on the National Mall in 1941 to pressure then-President Franklin
Roosevelt to provide equal opportunity for defense jobs. Randolph hired
Rustin to organize part of the march, which they felt was the only way
to prompt action after numerous appeals.
It worked: The march was
called off after Roosevelt established the Fair Employment Practices
Committee, abolishing racial discrimination in hiring.
The march was a Hollywood star-studded event
Popular actor and singer
Harry Belafonte used his star power to help bring other celebrities to
the March on Washington. Besides reaching out to the stars themselves,
Belafonte went to many of the studio heads in Hollywood to get prominent
actors and actresses temporarily released from their duties so they
He was successful. The
Hollywood list of attendees that day read like a who's who of A-listers:
Marlon Brando, Sidney Poitier, Lena Horne, Sammy Davis Jr., Charlton
Heston and Burt Lancaster, who also gave a speech.
But having the Hollywood
stars there wasn't just for show or for increased media attention. It
also helped calm President John F. Kennedy's nerves about the march.
"I believe that their
presence did a lot to assuage people who were preoccupied with the fact
there could be violence," Belafonte said.
"One of the things that I
said in my conversations with the Kennedys in discussing why they
should be more yielding in their support of our demonstration was the
fact that there would be such a presence of highly profiled artists --
that that alone would put anxiety to rest," he added.
"People would be looking at the occasion in a far more festive way."
One march worker fell asleep during MLK's speech
Back in 1963, college
student Patricia Worthy took a job answering phones for the March on
Washington's planning office. She had 10 phone lines to answer, and they
rang from the time she walked in until she left for the day.
"I recall one day I'll
never forget, I heard someone say, 'Where is this young lady who handles
the phone?' And finally I looked up, and there he was -- Dr. King --
and he said, 'I want to meet this young lady. She has put me on the hold
twice, and hung up on me once, and I want to know who she is.' "
Worthy said she was "so embarrassed," but then the civil rights icon gave her a hug.
By the day of the march,
she was so tired, she dozed off and accidentally slept through the
historic march and the "I Have a Dream" speech.
Everything worked out for her in the end: Worthy had a successful legal career and now teaches law at Howard University.
Another hitchhiked all the way from Alabama only to have MLK check in on him
Robert Avery and two of
his friends hitchhiked nearly 700 miles from Gadsden, Alabama, to
Washington to participate in the march.
Avery, who was 15 years
old at the time, was no stranger to the dark side of the civil rights
movement. A few months earlier, he was struck by a cattle prod wielded
by Alabama police during anti-segregation demonstrations in Gadsden.
The three youths arrived
in the nation's capital a week before the march after three days of
hitchhiking, and they were put to work making signs for the event.
At one point, King
walked in and asked for them. He had been in Gadsden the night before,
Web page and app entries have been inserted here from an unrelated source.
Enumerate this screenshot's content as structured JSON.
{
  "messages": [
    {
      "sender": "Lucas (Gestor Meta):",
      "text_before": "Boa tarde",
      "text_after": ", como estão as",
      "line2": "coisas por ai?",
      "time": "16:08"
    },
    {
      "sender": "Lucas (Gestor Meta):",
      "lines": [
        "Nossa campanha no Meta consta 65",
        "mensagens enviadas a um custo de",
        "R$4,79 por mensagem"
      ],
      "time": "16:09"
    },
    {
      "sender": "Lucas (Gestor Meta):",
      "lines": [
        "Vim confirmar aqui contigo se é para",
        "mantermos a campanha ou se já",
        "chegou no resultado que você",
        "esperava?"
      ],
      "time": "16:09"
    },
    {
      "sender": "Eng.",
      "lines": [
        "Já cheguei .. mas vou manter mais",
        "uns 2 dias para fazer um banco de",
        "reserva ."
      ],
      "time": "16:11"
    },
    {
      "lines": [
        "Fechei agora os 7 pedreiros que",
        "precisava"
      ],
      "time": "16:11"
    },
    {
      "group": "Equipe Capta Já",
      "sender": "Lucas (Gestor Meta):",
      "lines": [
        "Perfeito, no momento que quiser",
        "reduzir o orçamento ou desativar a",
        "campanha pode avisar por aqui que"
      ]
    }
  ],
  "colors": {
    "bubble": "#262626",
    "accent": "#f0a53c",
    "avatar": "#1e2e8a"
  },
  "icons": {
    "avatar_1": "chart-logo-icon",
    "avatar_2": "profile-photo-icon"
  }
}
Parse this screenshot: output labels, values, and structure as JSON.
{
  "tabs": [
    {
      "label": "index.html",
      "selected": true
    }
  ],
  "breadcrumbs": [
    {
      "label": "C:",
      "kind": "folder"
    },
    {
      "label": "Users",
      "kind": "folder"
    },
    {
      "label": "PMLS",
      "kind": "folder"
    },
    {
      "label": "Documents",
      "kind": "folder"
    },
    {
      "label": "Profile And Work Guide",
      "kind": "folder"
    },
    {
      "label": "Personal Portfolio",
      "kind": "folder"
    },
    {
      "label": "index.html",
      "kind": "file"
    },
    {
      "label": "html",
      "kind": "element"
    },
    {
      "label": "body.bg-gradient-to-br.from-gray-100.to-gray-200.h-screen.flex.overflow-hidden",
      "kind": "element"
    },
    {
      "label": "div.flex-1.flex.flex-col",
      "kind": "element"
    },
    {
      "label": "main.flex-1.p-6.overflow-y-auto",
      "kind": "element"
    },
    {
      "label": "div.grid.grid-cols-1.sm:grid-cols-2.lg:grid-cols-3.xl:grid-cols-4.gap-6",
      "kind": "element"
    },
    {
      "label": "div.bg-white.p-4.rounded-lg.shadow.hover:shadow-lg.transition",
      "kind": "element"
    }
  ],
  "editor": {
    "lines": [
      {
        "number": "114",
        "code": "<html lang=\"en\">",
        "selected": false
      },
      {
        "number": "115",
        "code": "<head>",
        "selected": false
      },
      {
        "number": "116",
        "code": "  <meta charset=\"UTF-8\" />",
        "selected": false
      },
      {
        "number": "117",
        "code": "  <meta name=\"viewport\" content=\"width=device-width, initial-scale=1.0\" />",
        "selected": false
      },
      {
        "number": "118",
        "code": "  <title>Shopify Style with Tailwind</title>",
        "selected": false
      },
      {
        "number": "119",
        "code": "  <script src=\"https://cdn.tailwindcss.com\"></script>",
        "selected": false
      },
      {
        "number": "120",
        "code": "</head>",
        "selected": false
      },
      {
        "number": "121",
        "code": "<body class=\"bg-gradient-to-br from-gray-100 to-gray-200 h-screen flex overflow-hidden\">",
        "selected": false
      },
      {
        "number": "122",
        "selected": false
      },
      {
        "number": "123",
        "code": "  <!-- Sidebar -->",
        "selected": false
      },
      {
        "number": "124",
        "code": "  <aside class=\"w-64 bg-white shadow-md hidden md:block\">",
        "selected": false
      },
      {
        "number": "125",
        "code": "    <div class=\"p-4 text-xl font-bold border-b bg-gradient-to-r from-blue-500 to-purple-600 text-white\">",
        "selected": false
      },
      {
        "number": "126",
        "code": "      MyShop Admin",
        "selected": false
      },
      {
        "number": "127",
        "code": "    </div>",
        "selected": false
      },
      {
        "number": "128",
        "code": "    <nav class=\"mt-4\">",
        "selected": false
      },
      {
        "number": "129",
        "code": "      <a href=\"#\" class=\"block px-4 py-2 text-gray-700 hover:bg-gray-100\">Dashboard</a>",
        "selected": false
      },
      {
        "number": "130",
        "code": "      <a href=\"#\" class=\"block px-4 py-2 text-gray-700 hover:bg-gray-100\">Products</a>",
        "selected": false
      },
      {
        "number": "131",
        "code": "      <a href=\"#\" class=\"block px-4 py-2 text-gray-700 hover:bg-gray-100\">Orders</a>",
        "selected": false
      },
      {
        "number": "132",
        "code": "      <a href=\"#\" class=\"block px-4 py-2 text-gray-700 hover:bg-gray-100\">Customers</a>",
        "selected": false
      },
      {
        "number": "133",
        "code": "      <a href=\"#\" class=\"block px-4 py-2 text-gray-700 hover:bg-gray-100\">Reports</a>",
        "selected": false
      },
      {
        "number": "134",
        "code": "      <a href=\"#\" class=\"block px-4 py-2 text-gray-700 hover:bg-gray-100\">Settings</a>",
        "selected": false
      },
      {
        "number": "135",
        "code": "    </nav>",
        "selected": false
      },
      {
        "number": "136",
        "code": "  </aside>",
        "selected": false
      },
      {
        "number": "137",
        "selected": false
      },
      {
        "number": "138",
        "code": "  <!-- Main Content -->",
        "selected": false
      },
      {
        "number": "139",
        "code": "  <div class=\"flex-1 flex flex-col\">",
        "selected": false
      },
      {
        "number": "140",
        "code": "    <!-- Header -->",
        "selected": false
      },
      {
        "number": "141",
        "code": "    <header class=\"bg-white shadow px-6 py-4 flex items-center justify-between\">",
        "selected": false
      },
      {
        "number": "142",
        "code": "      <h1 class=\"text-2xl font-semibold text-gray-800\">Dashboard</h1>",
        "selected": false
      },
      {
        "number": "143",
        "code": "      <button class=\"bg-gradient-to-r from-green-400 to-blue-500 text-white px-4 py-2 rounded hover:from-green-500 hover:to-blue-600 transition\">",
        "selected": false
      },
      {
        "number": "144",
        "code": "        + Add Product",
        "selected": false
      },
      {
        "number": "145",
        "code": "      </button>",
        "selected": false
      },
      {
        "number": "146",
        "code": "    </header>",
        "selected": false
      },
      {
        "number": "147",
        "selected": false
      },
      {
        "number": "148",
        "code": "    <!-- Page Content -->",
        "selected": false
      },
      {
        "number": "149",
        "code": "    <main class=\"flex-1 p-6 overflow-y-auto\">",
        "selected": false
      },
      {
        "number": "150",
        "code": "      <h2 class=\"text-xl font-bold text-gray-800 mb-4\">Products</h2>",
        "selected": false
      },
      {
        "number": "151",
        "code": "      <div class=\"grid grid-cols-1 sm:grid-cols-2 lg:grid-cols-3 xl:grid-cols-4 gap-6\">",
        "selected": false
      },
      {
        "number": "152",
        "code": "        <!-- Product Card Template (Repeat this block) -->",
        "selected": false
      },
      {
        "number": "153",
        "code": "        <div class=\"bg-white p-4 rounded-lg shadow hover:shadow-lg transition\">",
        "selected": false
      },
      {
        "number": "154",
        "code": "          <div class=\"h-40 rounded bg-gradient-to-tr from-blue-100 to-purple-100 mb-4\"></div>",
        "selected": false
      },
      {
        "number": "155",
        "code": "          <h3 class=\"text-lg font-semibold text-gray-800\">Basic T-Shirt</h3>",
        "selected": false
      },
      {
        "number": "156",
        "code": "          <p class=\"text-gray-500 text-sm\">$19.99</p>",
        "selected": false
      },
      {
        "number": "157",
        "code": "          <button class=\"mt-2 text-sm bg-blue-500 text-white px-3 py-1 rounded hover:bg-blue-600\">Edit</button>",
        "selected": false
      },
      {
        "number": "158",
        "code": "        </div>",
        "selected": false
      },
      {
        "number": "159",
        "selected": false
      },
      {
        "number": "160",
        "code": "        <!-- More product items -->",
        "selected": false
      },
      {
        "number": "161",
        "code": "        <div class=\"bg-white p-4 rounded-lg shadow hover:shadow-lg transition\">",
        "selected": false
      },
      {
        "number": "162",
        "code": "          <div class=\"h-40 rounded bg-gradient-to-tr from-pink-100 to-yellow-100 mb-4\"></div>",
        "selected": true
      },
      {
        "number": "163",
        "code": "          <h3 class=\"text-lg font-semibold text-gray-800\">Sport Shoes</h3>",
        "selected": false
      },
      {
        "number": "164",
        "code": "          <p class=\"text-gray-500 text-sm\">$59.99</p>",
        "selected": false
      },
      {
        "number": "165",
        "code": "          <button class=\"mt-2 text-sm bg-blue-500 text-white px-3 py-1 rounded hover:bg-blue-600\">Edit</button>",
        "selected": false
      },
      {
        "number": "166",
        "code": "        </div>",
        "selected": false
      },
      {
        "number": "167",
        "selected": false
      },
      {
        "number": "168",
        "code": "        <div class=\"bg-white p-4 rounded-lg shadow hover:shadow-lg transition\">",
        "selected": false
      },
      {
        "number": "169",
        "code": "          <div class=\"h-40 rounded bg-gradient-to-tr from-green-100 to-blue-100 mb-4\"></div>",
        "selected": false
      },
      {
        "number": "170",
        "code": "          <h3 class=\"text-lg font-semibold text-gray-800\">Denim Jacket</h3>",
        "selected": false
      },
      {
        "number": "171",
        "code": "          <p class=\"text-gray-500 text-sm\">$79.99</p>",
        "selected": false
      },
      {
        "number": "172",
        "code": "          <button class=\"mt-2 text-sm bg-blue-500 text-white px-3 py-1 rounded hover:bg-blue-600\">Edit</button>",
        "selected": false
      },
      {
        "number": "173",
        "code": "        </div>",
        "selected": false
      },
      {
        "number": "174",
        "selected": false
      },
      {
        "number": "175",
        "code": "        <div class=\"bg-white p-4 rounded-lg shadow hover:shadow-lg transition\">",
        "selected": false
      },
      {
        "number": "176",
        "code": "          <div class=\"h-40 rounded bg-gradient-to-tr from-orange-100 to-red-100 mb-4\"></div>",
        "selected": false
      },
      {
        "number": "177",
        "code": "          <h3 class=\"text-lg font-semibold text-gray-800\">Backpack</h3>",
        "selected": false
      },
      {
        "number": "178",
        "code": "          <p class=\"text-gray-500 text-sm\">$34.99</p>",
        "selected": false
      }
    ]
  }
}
and their parents had asked the civil rights leader to check on them.
King sat down with the three and talked to them for about 20 minutes, asking them about their dreams, Avery later recalled.
'I Have a Dream' beat JFK's 'Ask not what you can do' speech
There's no doubt that
King's speech was the most memorable part of the March on Washington.
It's still taught in school, and memorized by children, half a century
But how does it compare
against other pivotal speeches by 20th century leaders, such as John F.
Kennedy or Franklin D. Roosevelt?
Well, a panel of more than 130 scholars got together in 1999 to rate the best speeches of the 20th century and King's speech ranked No. 1.